Bureaucracy is at the heart of the mess at IL&FS. Officials have no incentive in making profits. They pay no price even if the company run by them fails.
Enough is written and commented on the brewing crisis in the Infrastructure Leasing & Financial Service (IL&FS). However, most pundits have ignored one of the crucial reasons for the origin of the crisis in the first place – BUREAUCRATIC INCENTIVES.
Let’s first understand the situation completely in a few points:
- IL&FS is a non-banking financial company which funds large infrastructure projects. These projects include national highways, metro construction, power-plants, etc. IL&FS has more than 250 subsidiaries, associates, and joint-venture companies under its management.
- Government-owned Life Insurance Corporation of India is the largest investor in the company with over 25 percent ownership. Other public sector undertakings own at least 13 percent of the company and some investment in the firm also comes from foreign governments and firms.
- In August 2018, IL&FS defaulted on some of its debt to the Small Industries Development Bank of India. The company has over ₹90,000 crore of consolidated debt with dues equating to about ₹3,700 crore in the second-half of 2018. However, it has only about ₹200 crore to meet these obligations.
- The panic emanating from IL&FS defaults, and other factors such as falling rupee, high oil prices, etc. have already caused the BSE Sensex to lose over 2000 points in the last few days and has eroded 12.5 percent of mutual funds’ assets.
A default from IL&FS will further cause distress in the Indian banking industry which is already under enormous pressure from increasing non-performing assets.
The main reason for the crisis at IL&FS is the management of the firm by bureaucrats. Let me first clarify, bureaucrats are not bad people, they are rational human beings just like the rest of us. They do what is in their best interest, and that is the problem. What is in the best interest of a bureaucrat may not be in the best interest for a firm or the economy.
When the government is involved in running businesses, it usually results in losses. This doesn’t happen because the bureaucrats are incompetent, it is the general consequence of having misaligned incentives. A private company is driven by profit. It knows that if it fails to do that, it will go bankrupt. A management headed by bureaucrats doesn’t have this problem, they face no consequence for being wrong. Their salaries and benefits continue as if nothing happened.
In July 2018, sensing the trouble ahead, the largest shareholder of IL&FS, the LIC appointed Hemant Bhargava as the chairman of the company. Mr. Bhargava is a career bureaucrat and has served as the Managing Director of LIC in the past. Bureaucracy and business are a dangerous mix, and it was proved as the trouble started for IL&FS in August. Under new chairmanship, the firms’ position further deteriorated so much so that Mr. Bhargava had to step down as the chairman in mid-September.

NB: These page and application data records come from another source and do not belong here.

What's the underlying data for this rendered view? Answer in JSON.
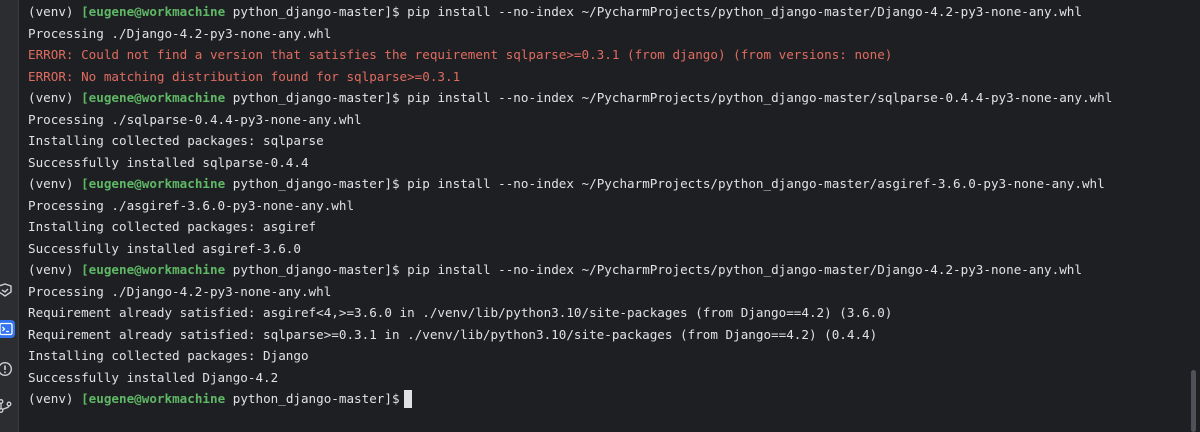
{
  "prompt": {
    "venv": "(venv)",
    "user": "[eugene@workmachine",
    "dir": " python_django-master]",
    "symbol": "$"
  },
  "lines": [
    {
      "type": "cmd",
      "text": "pip install --no-index ~/PycharmProjects/python_django-master/Django-4.2-py3-none-any.whl"
    },
    {
      "type": "out",
      "text": "Processing ./Django-4.2-py3-none-any.whl"
    },
    {
      "type": "err",
      "text": "ERROR: Could not find a version that satisfies the requirement sqlparse>=0.3.1 (from django) (from versions: none)"
    },
    {
      "type": "err",
      "text": "ERROR: No matching distribution found for sqlparse>=0.3.1"
    },
    {
      "type": "cmd",
      "text": "pip install --no-index ~/PycharmProjects/python_django-master/sqlparse-0.4.4-py3-none-any.whl"
    },
    {
      "type": "out",
      "text": "Processing ./sqlparse-0.4.4-py3-none-any.whl"
    },
    {
      "type": "out",
      "text": "Installing collected packages: sqlparse"
    },
    {
      "type": "out",
      "text": "Successfully installed sqlparse-0.4.4"
    },
    {
      "type": "cmd",
      "text": "pip install --no-index ~/PycharmProjects/python_django-master/asgiref-3.6.0-py3-none-any.whl"
    },
    {
      "type": "out",
      "text": "Processing ./asgiref-3.6.0-py3-none-any.whl"
    },
    {
      "type": "out",
      "text": "Installing collected packages: asgiref"
    },
    {
      "type": "out",
      "text": "Successfully installed asgiref-3.6.0"
    },
    {
      "type": "cmd",
      "text": "pip install --no-index ~/PycharmProjects/python_django-master/Django-4.2-py3-none-any.whl"
    },
    {
      "type": "out",
      "text": "Processing ./Django-4.2-py3-none-any.whl"
    },
    {
      "type": "out",
      "text": "Requirement already satisfied: asgiref<4,>=3.6.0 in ./venv/lib/python3.10/site-packages (from Django==4.2) (3.6.0)"
    },
    {
      "type": "out",
      "text": "Requirement already satisfied: sqlparse>=0.3.1 in ./venv/lib/python3.10/site-packages (from Django==4.2) (0.4.4)"
    },
    {
      "type": "out",
      "text": "Installing collected packages: Django"
    },
    {
      "type": "out",
      "text": "Successfully installed Django-4.2"
    },
    {
      "type": "cmd",
      "text": ""
    }
  ],
  "sidebar_icons": [
    "services-icon",
    "terminal-icon",
    "problems-icon",
    "git-icon"
  ],
  "colors": {
    "background": "#1e1f22",
    "text": "#dfe1e5",
    "user": "#5fb865",
    "error": "#e06c60",
    "accent": "#3574f0"
  }
}
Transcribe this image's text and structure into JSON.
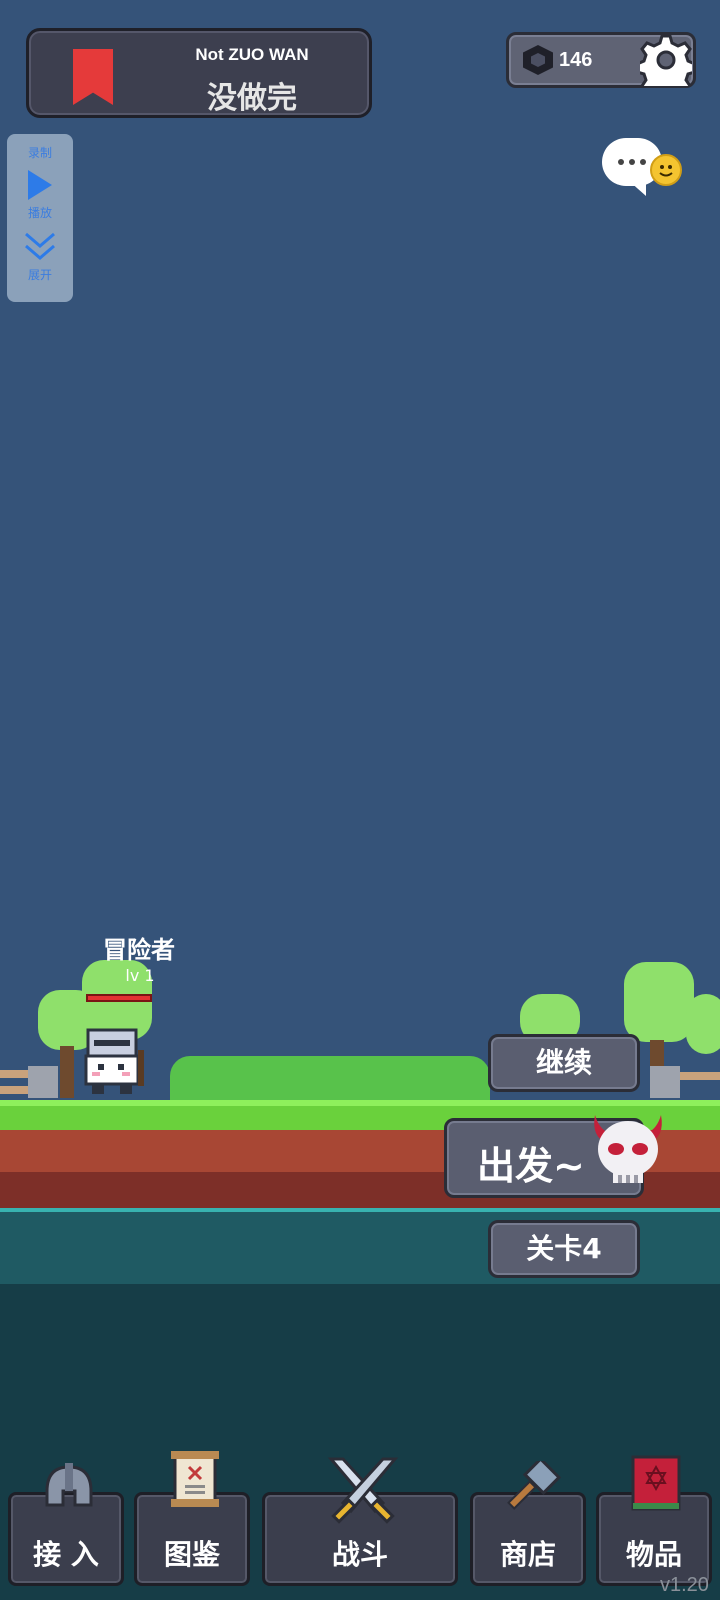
{
  "banner": {
    "subtitle": "Not ZUO WAN",
    "title": "没做完"
  },
  "currency": {
    "count": "146"
  },
  "recorder": {
    "record_label": "录制",
    "play_label": "播放",
    "expand_label": "展开"
  },
  "hero": {
    "name": "冒险者",
    "level": "lv 1"
  },
  "actions": {
    "continue_label": "继续",
    "depart_label": "出发~",
    "level_label": "关卡4"
  },
  "nav": {
    "items": [
      {
        "label": "接 入",
        "icon": "helmet-icon"
      },
      {
        "label": "图鉴",
        "icon": "scroll-icon"
      },
      {
        "label": "战斗",
        "icon": "crossed-swords-icon"
      },
      {
        "label": "商店",
        "icon": "hammer-icon"
      },
      {
        "label": "物品",
        "icon": "spellbook-icon"
      }
    ]
  },
  "version": "v1.20",
  "colors": {
    "sky": "#355379",
    "grass": "#6ad13c",
    "dirt": "#a84734",
    "accent_red": "#e53a3a",
    "button": "#5a5e70"
  }
}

Repeating history, the new management appointed by the government is again made-up mostly of former bureaucrats. We will just have to wait and watch how long the company will sustain under this management. As much as the government wishes that bureaucrats will have a public conscience and act in public interest, as self-interested human beings, bureaucrats are quite incapable of it.
Further, companies run by government lack accountability. Instead of being accountable to shareholders and taking only manageable risks like any other private enterprise would do, they take higher risks as the management pays no cost for being wrong. Officials running government-controlled companies always know that the government will support them with taxpayers’ money when they make losses. The worst that can happen to a bureaucrat is reassignment to some other company or department. We have witnessed hundreds of such incidents, this won’t be the last.
The only way to stop one bureaucrat-led crisis after another, we must stop the government from doing business.